» **YOUR INSTRUCTIONS**: In the listing below, report how many lines include the string "employees", giving only that number.

※ ※ ※

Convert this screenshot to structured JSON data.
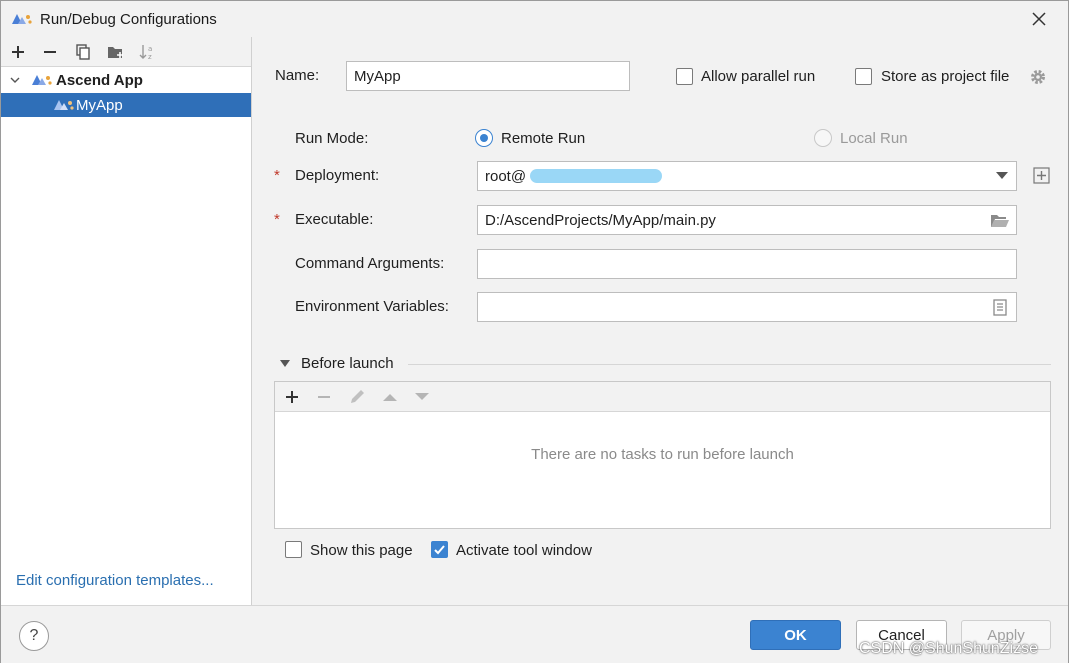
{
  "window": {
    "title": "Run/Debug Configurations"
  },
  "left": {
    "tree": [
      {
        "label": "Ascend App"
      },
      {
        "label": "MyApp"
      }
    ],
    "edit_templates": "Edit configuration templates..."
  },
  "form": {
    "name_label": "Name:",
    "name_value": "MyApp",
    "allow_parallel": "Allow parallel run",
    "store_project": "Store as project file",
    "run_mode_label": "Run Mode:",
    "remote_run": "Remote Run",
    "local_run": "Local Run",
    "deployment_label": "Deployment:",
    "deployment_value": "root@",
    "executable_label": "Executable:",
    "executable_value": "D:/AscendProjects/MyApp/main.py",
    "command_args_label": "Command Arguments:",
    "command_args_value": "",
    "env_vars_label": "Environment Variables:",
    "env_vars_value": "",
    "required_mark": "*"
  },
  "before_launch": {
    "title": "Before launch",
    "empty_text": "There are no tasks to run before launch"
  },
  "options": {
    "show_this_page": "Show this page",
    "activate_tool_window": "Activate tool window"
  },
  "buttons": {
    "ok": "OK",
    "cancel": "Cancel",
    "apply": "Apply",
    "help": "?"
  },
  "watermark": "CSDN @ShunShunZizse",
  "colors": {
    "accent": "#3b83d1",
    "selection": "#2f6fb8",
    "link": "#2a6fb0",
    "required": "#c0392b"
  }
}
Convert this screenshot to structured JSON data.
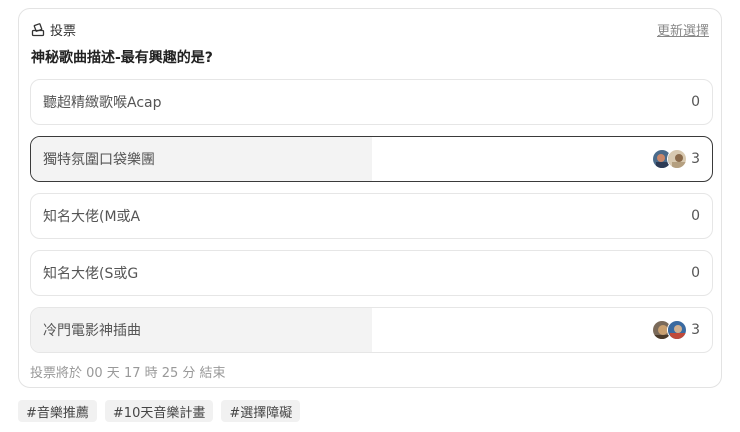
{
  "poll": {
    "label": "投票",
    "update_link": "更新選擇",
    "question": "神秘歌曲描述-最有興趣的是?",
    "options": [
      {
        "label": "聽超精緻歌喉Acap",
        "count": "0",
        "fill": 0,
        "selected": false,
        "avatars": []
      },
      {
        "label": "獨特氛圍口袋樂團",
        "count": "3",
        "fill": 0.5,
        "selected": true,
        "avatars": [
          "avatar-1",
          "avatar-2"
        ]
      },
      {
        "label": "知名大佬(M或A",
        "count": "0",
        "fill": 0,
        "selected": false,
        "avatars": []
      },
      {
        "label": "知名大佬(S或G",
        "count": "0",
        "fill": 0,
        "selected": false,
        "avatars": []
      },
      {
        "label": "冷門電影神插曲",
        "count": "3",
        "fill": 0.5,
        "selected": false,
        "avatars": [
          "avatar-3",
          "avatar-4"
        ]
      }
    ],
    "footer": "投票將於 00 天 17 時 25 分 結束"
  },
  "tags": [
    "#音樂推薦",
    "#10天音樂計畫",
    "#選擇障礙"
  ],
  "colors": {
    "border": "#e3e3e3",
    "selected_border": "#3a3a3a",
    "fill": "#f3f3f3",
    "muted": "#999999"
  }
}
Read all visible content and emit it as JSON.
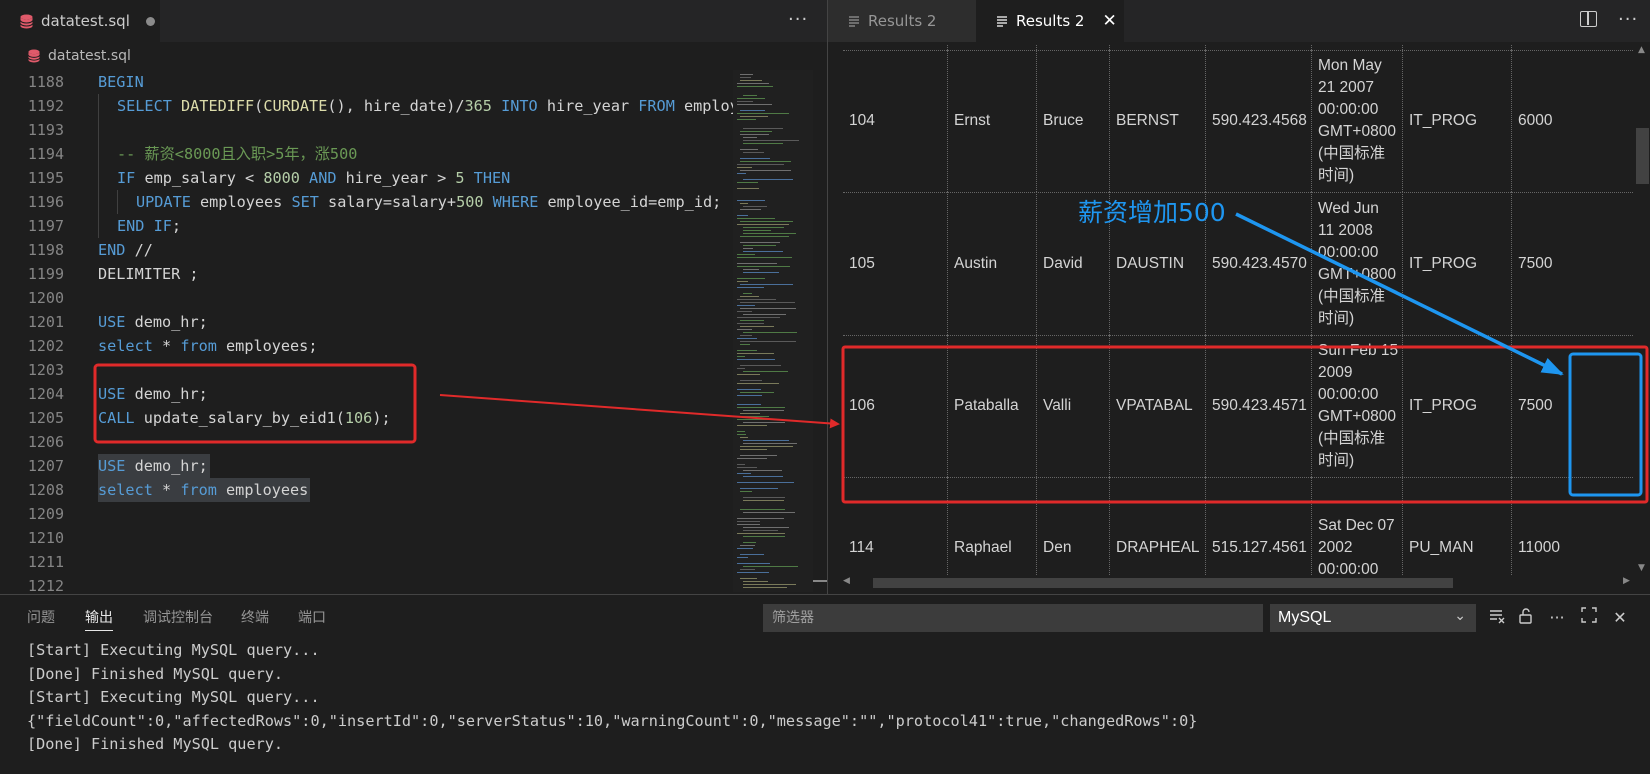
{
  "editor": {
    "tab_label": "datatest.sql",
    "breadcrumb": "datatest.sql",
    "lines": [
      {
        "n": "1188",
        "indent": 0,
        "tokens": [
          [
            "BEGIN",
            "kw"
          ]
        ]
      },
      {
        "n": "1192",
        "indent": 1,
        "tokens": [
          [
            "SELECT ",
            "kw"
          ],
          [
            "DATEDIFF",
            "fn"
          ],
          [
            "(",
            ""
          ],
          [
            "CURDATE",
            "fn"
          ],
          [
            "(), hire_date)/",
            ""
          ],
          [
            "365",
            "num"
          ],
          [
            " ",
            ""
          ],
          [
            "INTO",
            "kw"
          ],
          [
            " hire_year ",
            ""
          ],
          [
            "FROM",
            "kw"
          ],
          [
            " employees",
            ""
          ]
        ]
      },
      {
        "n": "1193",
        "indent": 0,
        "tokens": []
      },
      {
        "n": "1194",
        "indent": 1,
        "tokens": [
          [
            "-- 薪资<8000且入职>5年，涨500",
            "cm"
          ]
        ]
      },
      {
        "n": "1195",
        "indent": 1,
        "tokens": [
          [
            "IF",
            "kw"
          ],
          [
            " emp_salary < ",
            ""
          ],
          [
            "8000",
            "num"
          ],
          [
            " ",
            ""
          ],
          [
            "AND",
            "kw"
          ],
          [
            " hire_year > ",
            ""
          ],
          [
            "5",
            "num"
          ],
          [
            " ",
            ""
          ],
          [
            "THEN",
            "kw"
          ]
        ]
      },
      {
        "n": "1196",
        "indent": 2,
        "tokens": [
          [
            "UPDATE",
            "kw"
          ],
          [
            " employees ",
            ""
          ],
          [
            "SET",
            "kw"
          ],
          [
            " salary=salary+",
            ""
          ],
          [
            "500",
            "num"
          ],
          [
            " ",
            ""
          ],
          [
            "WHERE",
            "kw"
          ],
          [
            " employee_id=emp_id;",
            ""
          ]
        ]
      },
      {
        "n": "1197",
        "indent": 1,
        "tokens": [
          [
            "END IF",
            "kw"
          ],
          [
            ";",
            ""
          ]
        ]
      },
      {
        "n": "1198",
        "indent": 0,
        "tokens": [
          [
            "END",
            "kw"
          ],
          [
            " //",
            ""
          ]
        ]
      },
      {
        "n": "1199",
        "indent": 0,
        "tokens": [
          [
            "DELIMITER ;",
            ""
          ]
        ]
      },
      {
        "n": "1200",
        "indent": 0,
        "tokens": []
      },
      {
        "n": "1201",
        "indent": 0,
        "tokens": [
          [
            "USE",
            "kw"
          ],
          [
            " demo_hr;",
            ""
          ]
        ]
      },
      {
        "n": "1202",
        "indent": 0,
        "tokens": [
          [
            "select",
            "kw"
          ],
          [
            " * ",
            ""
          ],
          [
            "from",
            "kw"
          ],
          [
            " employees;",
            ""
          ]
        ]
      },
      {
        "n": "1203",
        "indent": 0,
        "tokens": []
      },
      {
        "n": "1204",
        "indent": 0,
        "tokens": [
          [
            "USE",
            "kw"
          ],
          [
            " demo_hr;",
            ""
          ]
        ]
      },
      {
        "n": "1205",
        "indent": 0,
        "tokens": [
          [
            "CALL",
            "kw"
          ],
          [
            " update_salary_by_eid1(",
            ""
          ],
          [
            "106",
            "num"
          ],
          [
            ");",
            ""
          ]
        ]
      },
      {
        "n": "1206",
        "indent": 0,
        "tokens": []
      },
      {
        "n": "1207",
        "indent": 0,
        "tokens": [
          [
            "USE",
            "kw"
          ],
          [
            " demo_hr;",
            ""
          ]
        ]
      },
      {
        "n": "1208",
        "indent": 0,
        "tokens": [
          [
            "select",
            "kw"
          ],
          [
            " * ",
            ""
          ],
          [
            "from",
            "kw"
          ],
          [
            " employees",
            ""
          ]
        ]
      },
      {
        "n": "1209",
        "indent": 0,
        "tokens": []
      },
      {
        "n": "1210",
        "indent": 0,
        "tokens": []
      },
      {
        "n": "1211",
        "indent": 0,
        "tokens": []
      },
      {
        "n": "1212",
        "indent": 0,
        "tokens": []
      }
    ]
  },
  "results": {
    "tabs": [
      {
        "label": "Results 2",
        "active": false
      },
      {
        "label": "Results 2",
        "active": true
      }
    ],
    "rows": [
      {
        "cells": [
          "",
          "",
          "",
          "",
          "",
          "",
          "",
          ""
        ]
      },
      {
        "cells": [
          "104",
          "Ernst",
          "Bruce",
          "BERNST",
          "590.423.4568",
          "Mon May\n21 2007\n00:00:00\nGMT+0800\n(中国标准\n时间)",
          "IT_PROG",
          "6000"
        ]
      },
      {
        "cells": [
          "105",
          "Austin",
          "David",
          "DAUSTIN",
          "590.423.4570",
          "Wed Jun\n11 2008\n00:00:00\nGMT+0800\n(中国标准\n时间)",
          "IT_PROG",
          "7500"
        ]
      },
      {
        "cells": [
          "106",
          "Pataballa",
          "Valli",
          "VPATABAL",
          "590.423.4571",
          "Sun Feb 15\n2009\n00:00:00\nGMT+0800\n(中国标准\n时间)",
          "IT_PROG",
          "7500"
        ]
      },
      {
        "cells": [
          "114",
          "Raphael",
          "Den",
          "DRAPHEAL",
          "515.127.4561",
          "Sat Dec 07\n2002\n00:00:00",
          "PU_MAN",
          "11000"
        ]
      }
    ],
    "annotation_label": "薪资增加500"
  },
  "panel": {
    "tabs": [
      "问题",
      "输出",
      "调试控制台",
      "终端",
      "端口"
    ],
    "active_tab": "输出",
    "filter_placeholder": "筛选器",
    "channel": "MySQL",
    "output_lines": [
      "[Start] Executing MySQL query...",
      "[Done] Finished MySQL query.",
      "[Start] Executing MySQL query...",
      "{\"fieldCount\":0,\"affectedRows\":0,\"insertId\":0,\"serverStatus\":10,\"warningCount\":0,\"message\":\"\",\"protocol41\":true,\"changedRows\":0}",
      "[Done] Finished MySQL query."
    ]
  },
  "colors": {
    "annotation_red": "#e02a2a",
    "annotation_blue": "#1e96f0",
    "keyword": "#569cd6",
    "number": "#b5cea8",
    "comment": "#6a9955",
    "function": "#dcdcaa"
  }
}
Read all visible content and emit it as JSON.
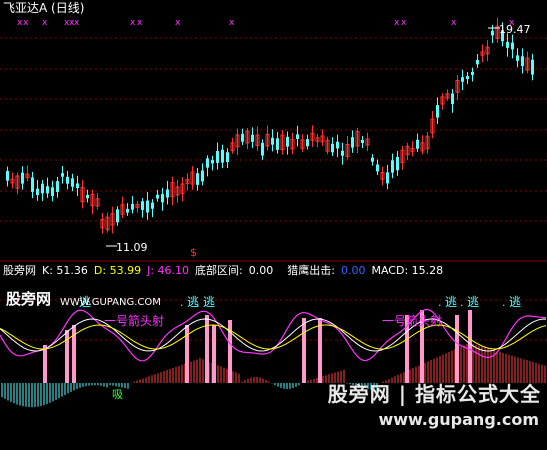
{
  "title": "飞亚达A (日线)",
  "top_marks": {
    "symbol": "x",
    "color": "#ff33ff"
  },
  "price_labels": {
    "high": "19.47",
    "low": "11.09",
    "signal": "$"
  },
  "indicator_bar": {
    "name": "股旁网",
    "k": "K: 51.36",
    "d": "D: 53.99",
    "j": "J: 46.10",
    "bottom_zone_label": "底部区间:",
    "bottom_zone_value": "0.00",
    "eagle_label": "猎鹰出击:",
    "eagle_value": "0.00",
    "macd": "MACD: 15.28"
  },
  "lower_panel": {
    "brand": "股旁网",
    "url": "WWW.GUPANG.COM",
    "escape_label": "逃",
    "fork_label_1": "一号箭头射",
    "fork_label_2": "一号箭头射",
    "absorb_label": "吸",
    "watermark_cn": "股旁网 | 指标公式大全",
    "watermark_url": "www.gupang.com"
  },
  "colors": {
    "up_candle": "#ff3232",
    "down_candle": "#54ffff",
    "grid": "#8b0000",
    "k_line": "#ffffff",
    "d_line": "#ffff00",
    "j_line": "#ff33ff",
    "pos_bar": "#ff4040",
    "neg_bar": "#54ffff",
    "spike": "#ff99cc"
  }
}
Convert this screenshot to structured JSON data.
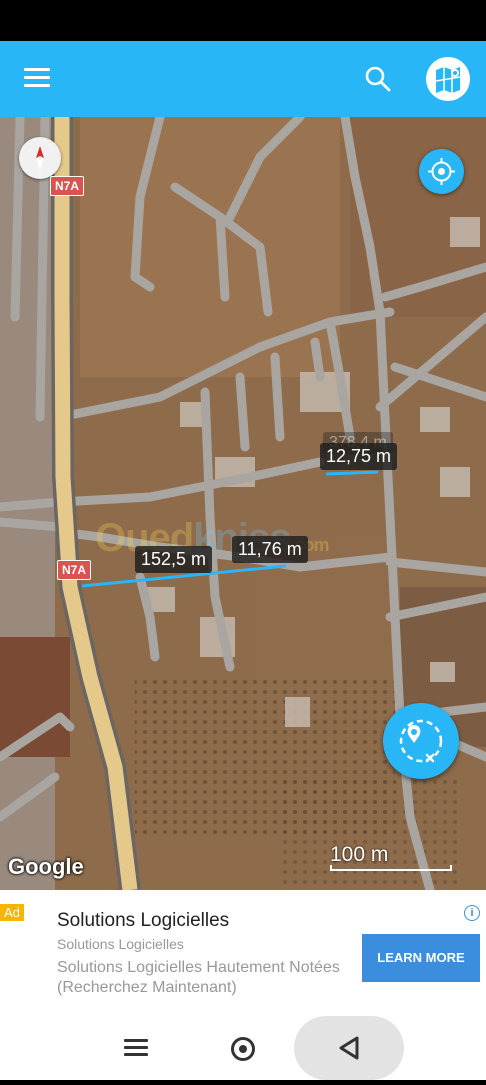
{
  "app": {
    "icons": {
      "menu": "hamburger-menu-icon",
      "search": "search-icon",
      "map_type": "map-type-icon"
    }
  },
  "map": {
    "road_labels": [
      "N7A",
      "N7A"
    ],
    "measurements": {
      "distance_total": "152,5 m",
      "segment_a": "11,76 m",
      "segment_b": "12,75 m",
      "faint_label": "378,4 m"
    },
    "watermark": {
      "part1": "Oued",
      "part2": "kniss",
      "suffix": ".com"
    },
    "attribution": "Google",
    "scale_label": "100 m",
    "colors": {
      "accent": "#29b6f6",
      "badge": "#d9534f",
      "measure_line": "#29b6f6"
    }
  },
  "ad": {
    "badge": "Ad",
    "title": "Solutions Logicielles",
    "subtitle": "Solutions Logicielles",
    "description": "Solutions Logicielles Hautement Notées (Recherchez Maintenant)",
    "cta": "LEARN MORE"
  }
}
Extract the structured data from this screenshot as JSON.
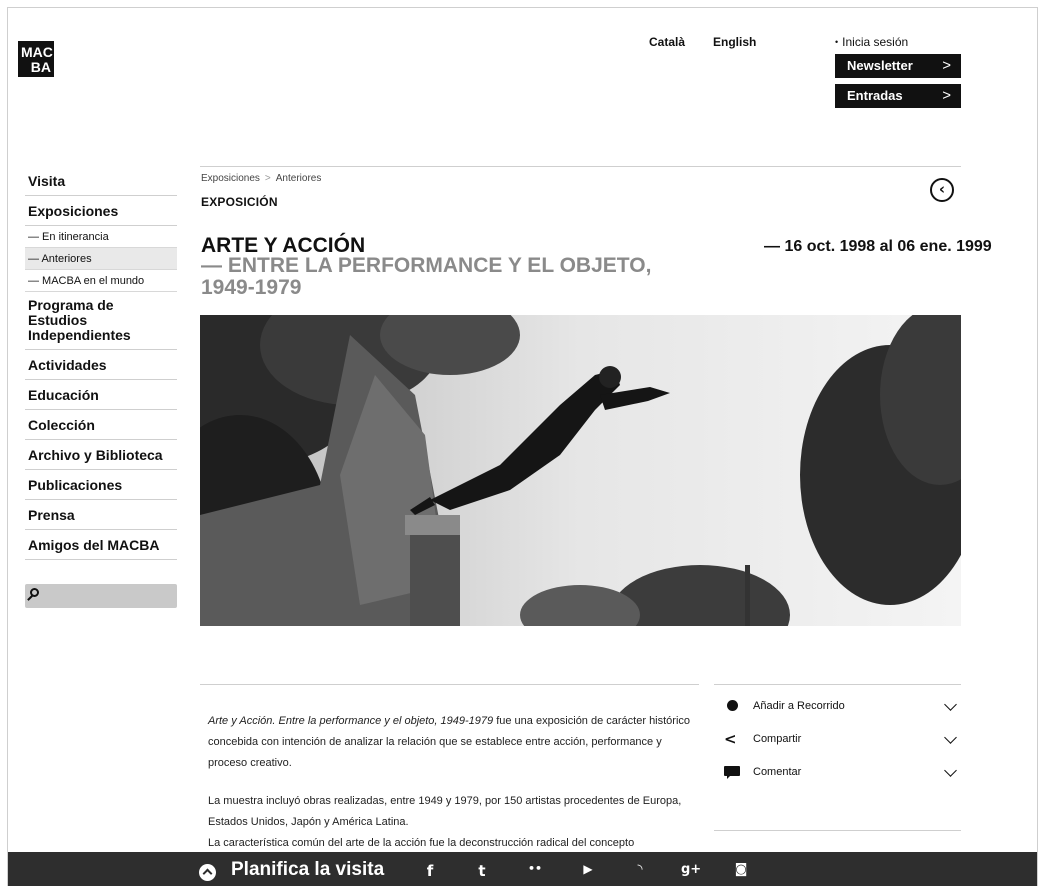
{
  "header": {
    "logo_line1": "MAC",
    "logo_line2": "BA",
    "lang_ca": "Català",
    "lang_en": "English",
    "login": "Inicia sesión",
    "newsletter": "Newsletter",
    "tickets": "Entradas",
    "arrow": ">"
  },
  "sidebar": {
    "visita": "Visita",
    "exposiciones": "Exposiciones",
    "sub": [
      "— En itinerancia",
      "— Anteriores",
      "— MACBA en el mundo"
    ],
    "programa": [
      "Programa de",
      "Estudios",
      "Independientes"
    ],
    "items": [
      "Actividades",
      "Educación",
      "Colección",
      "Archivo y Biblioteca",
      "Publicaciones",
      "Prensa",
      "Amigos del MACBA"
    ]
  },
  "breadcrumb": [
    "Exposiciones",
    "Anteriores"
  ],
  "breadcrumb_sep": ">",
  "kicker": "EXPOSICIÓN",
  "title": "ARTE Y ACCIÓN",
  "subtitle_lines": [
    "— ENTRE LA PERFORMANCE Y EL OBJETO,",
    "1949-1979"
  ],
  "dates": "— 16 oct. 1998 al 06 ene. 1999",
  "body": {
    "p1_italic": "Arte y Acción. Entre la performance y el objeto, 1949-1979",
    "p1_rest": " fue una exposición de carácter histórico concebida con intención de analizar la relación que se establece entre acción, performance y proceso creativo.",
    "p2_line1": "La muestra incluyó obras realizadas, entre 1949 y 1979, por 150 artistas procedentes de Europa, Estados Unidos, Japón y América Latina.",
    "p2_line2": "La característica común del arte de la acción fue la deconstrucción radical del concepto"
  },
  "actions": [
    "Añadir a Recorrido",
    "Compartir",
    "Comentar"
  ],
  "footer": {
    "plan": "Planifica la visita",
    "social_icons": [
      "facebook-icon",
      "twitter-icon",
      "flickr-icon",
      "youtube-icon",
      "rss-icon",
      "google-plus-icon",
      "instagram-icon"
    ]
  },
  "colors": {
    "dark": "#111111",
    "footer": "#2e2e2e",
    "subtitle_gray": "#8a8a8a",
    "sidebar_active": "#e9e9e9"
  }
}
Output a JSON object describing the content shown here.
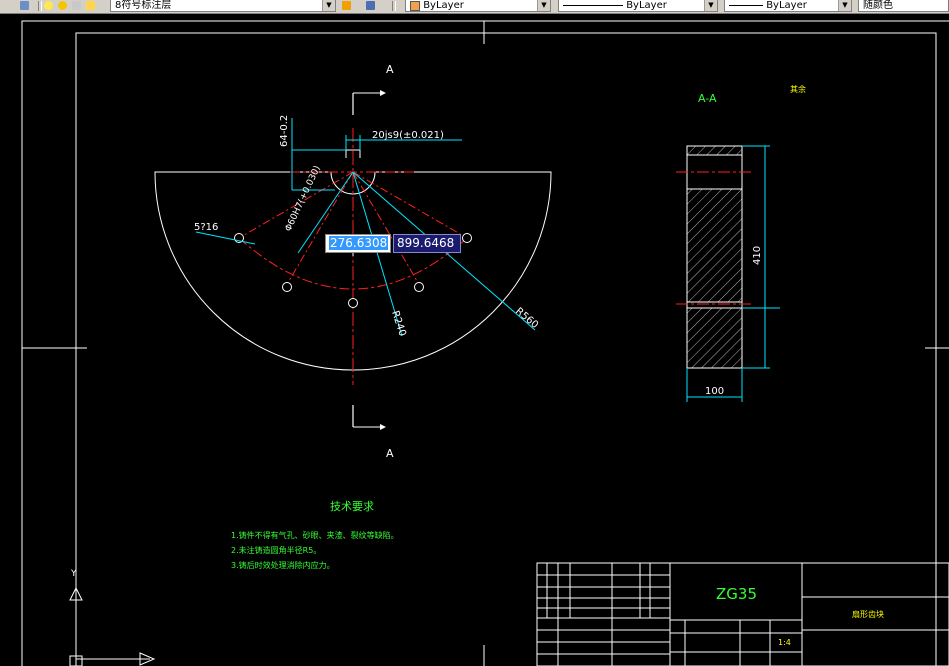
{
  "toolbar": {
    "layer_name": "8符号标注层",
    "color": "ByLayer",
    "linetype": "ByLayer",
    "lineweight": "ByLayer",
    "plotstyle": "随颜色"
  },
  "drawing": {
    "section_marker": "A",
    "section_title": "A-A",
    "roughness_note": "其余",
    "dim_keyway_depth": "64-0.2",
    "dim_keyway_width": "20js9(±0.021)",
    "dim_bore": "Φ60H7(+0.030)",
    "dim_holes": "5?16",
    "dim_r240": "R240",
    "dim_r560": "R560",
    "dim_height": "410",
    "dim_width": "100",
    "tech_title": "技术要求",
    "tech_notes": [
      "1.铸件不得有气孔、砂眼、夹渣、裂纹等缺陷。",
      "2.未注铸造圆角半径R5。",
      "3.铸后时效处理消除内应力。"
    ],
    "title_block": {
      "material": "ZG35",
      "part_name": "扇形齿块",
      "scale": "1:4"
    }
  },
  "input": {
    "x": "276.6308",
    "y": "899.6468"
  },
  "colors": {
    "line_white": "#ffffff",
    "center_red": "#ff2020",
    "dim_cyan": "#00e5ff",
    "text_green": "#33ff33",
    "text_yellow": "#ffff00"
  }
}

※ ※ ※

» **RESULT BELOW**: 4